  • The command will either block the terminal, or it will stop immediately. This may happen when the command is running in the foreground, waiting for input or output, or when it is running in the background and abruptly stops. To resolve this, use "-d" to run the command in detached mode in the background.

  • Make sure that your container is correctly configured and that you have the required dependencies set up. For any problems that might be encountered in "docker exec", check the container's docker file and configuration files.

    docker exec


  1. You can use this functionality to communicate with containers and execute various actions without having to create a new container instance.

  2. This command will allow you to execute commands on your container's shell, allowing you to manage and debug it more effectively.

  3. The docker exec command provides a versatile and fast way to communicate with Docker containers, whether you need to specify commands, access the container shell, or run scripts.

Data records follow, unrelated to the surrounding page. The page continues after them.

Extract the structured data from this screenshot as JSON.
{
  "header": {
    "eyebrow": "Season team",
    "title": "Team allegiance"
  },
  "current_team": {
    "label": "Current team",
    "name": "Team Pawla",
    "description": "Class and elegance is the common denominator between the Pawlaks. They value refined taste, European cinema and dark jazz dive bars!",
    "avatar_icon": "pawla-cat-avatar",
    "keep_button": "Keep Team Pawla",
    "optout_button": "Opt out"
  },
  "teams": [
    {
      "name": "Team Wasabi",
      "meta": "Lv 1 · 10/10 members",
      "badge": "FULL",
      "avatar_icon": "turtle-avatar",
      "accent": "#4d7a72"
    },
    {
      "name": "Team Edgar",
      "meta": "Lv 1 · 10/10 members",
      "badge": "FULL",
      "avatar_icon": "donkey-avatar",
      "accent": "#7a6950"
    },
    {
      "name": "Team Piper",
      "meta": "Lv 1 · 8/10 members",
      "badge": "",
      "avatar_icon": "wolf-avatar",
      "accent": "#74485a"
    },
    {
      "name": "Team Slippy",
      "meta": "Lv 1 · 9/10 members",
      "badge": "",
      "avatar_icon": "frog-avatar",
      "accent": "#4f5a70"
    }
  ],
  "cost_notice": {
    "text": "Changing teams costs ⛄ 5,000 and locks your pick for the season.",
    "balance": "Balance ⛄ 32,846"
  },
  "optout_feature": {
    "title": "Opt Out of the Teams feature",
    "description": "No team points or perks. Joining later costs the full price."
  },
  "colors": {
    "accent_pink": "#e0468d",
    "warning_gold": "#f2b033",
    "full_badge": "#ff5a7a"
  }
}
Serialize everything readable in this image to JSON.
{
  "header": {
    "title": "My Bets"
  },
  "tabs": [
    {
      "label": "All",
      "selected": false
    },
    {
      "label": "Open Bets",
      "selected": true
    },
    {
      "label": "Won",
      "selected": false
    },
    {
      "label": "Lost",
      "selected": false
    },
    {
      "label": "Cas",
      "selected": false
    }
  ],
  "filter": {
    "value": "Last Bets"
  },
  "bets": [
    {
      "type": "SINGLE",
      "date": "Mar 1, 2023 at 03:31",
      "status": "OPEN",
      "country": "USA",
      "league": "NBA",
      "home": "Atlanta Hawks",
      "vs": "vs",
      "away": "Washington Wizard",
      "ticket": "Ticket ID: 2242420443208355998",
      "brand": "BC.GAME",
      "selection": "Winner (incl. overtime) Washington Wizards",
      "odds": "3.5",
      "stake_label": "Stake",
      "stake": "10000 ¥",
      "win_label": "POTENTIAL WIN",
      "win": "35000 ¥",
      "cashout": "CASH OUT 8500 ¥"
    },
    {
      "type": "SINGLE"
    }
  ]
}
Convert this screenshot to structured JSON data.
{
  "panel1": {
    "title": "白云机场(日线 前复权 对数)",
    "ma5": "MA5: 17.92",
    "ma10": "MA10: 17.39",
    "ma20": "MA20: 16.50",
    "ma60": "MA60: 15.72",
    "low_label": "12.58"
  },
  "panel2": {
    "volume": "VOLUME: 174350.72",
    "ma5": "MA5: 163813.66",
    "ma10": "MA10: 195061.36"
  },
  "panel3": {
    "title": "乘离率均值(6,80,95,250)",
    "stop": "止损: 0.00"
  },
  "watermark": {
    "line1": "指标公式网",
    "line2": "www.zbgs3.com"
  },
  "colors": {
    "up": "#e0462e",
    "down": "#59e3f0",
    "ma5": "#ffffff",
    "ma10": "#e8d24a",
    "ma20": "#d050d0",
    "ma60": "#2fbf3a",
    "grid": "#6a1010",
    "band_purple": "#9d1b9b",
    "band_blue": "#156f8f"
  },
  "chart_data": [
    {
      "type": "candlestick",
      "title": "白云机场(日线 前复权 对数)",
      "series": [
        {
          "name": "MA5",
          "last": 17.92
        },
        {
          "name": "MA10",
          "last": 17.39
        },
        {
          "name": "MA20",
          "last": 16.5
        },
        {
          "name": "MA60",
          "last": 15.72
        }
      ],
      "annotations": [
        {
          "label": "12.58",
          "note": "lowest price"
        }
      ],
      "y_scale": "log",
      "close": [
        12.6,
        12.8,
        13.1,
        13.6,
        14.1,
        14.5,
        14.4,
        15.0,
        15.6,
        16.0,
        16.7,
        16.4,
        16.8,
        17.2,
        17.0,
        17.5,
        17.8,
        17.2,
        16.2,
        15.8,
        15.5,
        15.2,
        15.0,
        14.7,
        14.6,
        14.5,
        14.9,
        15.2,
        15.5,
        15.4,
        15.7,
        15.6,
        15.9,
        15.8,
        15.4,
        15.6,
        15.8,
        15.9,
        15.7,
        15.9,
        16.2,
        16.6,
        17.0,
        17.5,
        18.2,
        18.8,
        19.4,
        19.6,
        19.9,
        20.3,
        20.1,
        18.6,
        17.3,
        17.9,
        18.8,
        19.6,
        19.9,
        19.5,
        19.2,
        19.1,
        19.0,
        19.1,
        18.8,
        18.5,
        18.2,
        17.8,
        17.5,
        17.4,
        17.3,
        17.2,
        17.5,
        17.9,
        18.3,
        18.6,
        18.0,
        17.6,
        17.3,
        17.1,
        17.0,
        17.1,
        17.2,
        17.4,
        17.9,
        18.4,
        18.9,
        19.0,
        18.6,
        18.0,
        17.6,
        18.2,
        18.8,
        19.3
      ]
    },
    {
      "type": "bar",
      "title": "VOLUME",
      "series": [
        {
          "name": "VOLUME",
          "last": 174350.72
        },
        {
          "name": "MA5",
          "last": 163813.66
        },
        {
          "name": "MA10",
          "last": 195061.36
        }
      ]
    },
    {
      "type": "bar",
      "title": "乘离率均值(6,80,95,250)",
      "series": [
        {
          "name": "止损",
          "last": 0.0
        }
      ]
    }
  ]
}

  4. docker exec is a valuable tool for more efficiently managing and scaling applications when paired with an automation tool or container orchestration platform like Docker Compose or Kubernetes.

  5. The Docker ecosystem includes an active community that provides a plethora of resources, tutorials, and best practices. By playing with docker exec, you will have the opportunity to learn from professionals and share your experiences with other enthusiasts.

  6. The Docker Exec command creates a secure environment for testing. You may start a new shell session within the container and experiment with different commands, configurations, and settings without impacting the host system or other containers. This sandboxed method reduces risks while encouraging creativity.